Contemporary international life can be characterized by the existence of a multitude of problems that no one wants to shoulder the responsibility to resolve them. This category of problems includes not only the already known problem of climate warming, and in general, ecology of mankind’s existence, but also such problems as terrorism and averting international conflicts, ensuring financial-economic stability and worldwide integration processes.

In pursuance of the above-mentioned, we believe it would be appropriate to include on the agenda of the Rhodes Forum the question concerning the role of subjectivity and responsibility in the life of communities having different cultures and traditions. Public convertible capital gained through swift and efficient solutions at the local level of those countries that allowed themselves to act at their own discretion in the search for ways out of difficult situations has pointed to the emergence of a new tendency in the development of the world community. This tendency realizes itself in the activity of international public institutions.

A responsible subject in present-day civilization can be described, in particular, as that public institution which is capable of giving an adequate answer to the challenges posed by the surrounding world. And, in this sense, it must be able to identify within the context of these challenges “the points of growth” for a corresponding system of activity. It must be able to “feel” and “place its finger,” so to speak, on the really emerging tendencies, and as a result of this, to be prepared to look anew at the realities of life, and to formulate the necessary program of action, both by elaborating a system of civilized restrictions or limitations, as well as by drawing upon positive local initiatives.

Therefore, a responsible subject must be able to unite public efforts in response to global challenges, in response to threats to its own identification of society, and to timely respond to the requirements of social development. It should be focused on reproduction and resuming its own stance within the framework of a more universal model. The next step in its development should become participation – by its own choice – in alternative globalism, the carrier of which will no longer be a nationally identified society (a “Chinese-styled world” or an “American-styled” world) but by the sum total of world public interests.

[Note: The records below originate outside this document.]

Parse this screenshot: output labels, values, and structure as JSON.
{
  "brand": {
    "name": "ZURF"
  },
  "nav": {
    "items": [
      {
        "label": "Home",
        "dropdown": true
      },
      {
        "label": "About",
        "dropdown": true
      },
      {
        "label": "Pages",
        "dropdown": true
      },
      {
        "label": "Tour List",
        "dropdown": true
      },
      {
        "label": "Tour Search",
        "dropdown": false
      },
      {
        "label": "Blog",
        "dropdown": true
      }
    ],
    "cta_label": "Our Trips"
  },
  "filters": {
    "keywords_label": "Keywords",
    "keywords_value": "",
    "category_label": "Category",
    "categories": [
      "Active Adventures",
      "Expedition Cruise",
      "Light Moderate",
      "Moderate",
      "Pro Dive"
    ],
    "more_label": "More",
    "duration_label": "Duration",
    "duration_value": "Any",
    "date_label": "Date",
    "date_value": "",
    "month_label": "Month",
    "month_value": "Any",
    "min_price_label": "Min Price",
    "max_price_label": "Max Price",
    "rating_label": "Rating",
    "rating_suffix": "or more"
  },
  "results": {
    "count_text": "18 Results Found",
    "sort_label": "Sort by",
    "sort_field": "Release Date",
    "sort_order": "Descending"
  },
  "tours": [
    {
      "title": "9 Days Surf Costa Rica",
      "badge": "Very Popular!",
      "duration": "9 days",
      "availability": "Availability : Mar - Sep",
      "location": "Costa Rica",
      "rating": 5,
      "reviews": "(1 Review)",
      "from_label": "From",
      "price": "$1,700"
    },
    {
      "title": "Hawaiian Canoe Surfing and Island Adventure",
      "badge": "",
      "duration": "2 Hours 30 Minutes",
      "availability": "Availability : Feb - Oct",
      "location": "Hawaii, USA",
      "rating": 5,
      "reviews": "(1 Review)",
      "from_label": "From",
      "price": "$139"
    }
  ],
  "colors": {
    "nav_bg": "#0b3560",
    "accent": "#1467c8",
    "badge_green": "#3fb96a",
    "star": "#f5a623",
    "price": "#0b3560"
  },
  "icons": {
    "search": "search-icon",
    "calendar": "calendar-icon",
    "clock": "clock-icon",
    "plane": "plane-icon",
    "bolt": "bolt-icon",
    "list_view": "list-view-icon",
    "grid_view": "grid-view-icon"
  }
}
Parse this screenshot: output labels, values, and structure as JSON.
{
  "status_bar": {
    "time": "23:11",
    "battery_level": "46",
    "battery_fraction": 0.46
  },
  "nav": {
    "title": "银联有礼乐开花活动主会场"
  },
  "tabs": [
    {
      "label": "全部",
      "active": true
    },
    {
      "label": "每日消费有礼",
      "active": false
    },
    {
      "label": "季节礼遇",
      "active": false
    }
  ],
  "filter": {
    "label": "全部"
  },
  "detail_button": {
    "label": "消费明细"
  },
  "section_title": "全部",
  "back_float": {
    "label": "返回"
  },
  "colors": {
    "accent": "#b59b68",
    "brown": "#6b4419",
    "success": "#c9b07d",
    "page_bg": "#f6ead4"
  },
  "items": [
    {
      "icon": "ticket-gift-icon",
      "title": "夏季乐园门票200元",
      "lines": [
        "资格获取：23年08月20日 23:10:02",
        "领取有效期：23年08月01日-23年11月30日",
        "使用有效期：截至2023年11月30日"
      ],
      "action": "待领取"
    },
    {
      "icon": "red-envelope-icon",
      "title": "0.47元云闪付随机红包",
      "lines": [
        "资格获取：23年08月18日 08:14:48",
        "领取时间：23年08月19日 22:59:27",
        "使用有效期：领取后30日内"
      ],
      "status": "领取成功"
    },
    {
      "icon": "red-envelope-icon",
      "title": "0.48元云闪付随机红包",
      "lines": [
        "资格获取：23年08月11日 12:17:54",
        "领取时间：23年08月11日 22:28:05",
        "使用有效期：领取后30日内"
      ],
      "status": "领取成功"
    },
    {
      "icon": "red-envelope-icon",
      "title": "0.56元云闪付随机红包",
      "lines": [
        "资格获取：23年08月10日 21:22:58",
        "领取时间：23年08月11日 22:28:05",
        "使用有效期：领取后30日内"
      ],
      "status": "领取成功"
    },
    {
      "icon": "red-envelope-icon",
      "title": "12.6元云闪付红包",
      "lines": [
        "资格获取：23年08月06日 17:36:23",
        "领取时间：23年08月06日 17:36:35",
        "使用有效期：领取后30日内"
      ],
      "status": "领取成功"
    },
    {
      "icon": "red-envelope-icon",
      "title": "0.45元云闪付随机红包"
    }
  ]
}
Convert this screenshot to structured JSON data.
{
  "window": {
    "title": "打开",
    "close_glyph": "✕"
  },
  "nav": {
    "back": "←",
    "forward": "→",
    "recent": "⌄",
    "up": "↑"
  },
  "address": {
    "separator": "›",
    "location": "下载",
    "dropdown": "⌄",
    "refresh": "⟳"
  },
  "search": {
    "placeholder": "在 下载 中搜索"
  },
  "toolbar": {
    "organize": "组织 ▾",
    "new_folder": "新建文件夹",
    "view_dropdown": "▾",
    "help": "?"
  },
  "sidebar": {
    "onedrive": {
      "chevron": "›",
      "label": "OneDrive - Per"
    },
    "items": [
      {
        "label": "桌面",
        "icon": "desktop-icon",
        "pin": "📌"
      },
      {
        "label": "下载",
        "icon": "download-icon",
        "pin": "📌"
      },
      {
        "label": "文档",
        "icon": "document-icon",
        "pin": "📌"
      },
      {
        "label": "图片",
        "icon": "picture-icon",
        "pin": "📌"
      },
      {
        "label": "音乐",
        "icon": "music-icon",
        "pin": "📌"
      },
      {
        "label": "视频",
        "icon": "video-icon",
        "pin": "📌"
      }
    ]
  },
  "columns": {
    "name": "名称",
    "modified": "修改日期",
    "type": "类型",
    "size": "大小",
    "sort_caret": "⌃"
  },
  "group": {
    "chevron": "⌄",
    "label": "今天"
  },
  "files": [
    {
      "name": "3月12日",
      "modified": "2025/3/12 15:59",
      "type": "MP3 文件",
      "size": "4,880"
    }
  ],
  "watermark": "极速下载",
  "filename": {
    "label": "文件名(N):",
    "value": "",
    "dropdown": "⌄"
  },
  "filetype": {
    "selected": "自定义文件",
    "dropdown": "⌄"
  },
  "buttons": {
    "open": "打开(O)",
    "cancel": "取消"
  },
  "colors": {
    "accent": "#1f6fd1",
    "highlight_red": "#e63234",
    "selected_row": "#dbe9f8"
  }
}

The responsibility of the members of dialogue community

As we announced at the Rhodes Forum in 2010, and in this respect, our stance since then has not undergone change, the Agenda of the World Public Forum is open; its participants are still united in the spirit of the dialogue principles  and mutual understanding of their joint construction of comprehensive guidelines for the world’s development, and they are counting on the fact that the professionalism and responsibility of members of the dialogue community are much more important than ‘ad hoc’ political considerations of the moment.

I thank you for your attention.